» **PROBLEM DESCRIPTION**: Using the records below, report how many lines hold "this", with no extra text.

[Dataset rows describing interfaces]

+++++

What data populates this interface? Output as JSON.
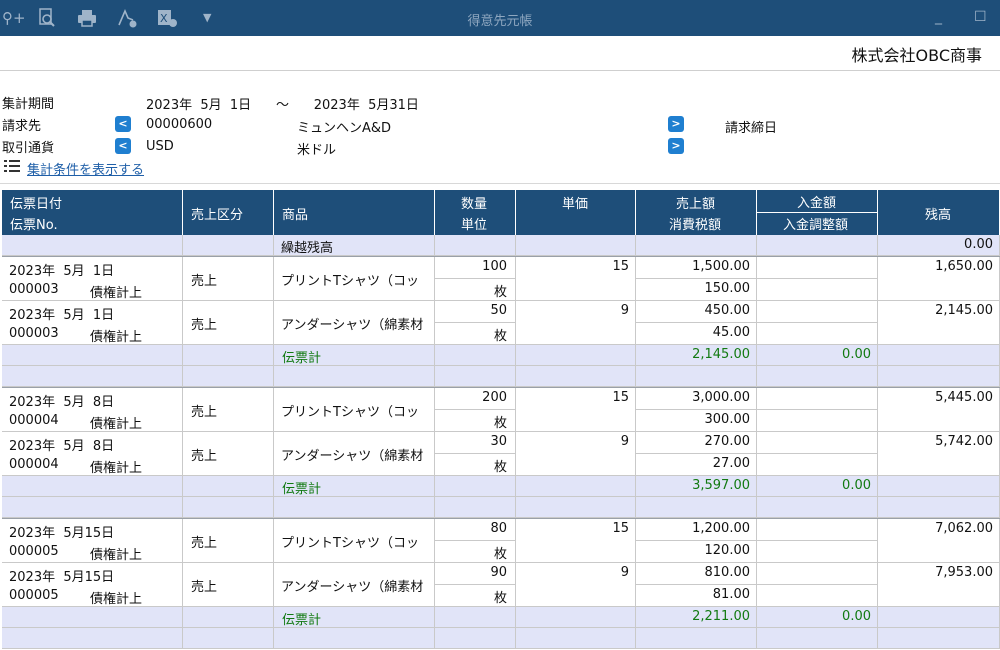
{
  "window": {
    "title": "得意先元帳"
  },
  "toolbar": {
    "icons": [
      "search-plus-icon",
      "magnifier-icon",
      "printer-icon",
      "pdf-icon",
      "excel-icon",
      "dropdown-icon"
    ]
  },
  "company": "株式会社OBC商事",
  "conditions": {
    "period_label": "集計期間",
    "period_value": "2023年  5月  1日      ～      2023年  5月31日",
    "customer_label": "請求先",
    "customer_code": "00000600",
    "customer_name": "ミュンヘンA&D",
    "closing_label": "請求締日",
    "currency_label": "取引通貨",
    "currency_code": "USD",
    "currency_name": "米ドル",
    "show_link": "集計条件を表示する"
  },
  "table": {
    "headers": {
      "date": "伝票日付",
      "slip": "伝票No.",
      "sales_type": "売上区分",
      "product": "商品",
      "qty": "数量",
      "unit": "単位",
      "price": "単価",
      "sales": "売上額",
      "tax": "消費税額",
      "payment": "入金額",
      "adjust": "入金調整額",
      "balance": "残高"
    },
    "carry": {
      "label": "繰越残高",
      "balance": "0.00"
    },
    "groups": [
      {
        "rows": [
          {
            "date": "2023年  5月  1日",
            "slip": "000003",
            "kind": "債権計上",
            "type": "売上",
            "product": "プリントTシャツ（コッ",
            "qty": "100",
            "unit": "枚",
            "price": "15",
            "sales": "1,500.00",
            "tax": "150.00",
            "balance": "1,650.00"
          },
          {
            "date": "2023年  5月  1日",
            "slip": "000003",
            "kind": "債権計上",
            "type": "売上",
            "product": "アンダーシャツ（綿素材",
            "qty": "50",
            "unit": "枚",
            "price": "9",
            "sales": "450.00",
            "tax": "45.00",
            "balance": "2,145.00"
          }
        ],
        "subtotal": {
          "label": "伝票計",
          "sales": "2,145.00",
          "payment": "0.00"
        }
      },
      {
        "rows": [
          {
            "date": "2023年  5月  8日",
            "slip": "000004",
            "kind": "債権計上",
            "type": "売上",
            "product": "プリントTシャツ（コッ",
            "qty": "200",
            "unit": "枚",
            "price": "15",
            "sales": "3,000.00",
            "tax": "300.00",
            "balance": "5,445.00"
          },
          {
            "date": "2023年  5月  8日",
            "slip": "000004",
            "kind": "債権計上",
            "type": "売上",
            "product": "アンダーシャツ（綿素材",
            "qty": "30",
            "unit": "枚",
            "price": "9",
            "sales": "270.00",
            "tax": "27.00",
            "balance": "5,742.00"
          }
        ],
        "subtotal": {
          "label": "伝票計",
          "sales": "3,597.00",
          "payment": "0.00"
        }
      },
      {
        "rows": [
          {
            "date": "2023年  5月15日",
            "slip": "000005",
            "kind": "債権計上",
            "type": "売上",
            "product": "プリントTシャツ（コッ",
            "qty": "80",
            "unit": "枚",
            "price": "15",
            "sales": "1,200.00",
            "tax": "120.00",
            "balance": "7,062.00"
          },
          {
            "date": "2023年  5月15日",
            "slip": "000005",
            "kind": "債権計上",
            "type": "売上",
            "product": "アンダーシャツ（綿素材",
            "qty": "90",
            "unit": "枚",
            "price": "9",
            "sales": "810.00",
            "tax": "81.00",
            "balance": "7,953.00"
          }
        ],
        "subtotal": {
          "label": "伝票計",
          "sales": "2,211.00",
          "payment": "0.00"
        }
      }
    ]
  }
}
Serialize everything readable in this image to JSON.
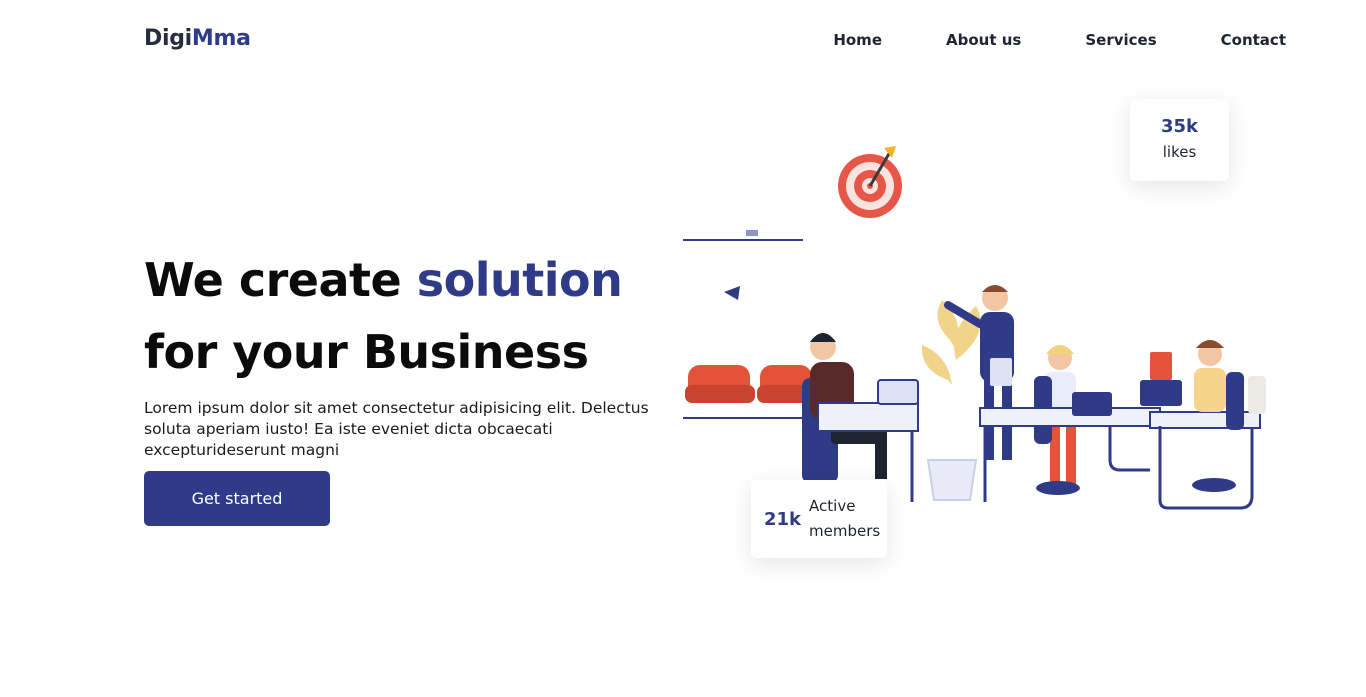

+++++

» **EXERCISE RESPONSE**: 2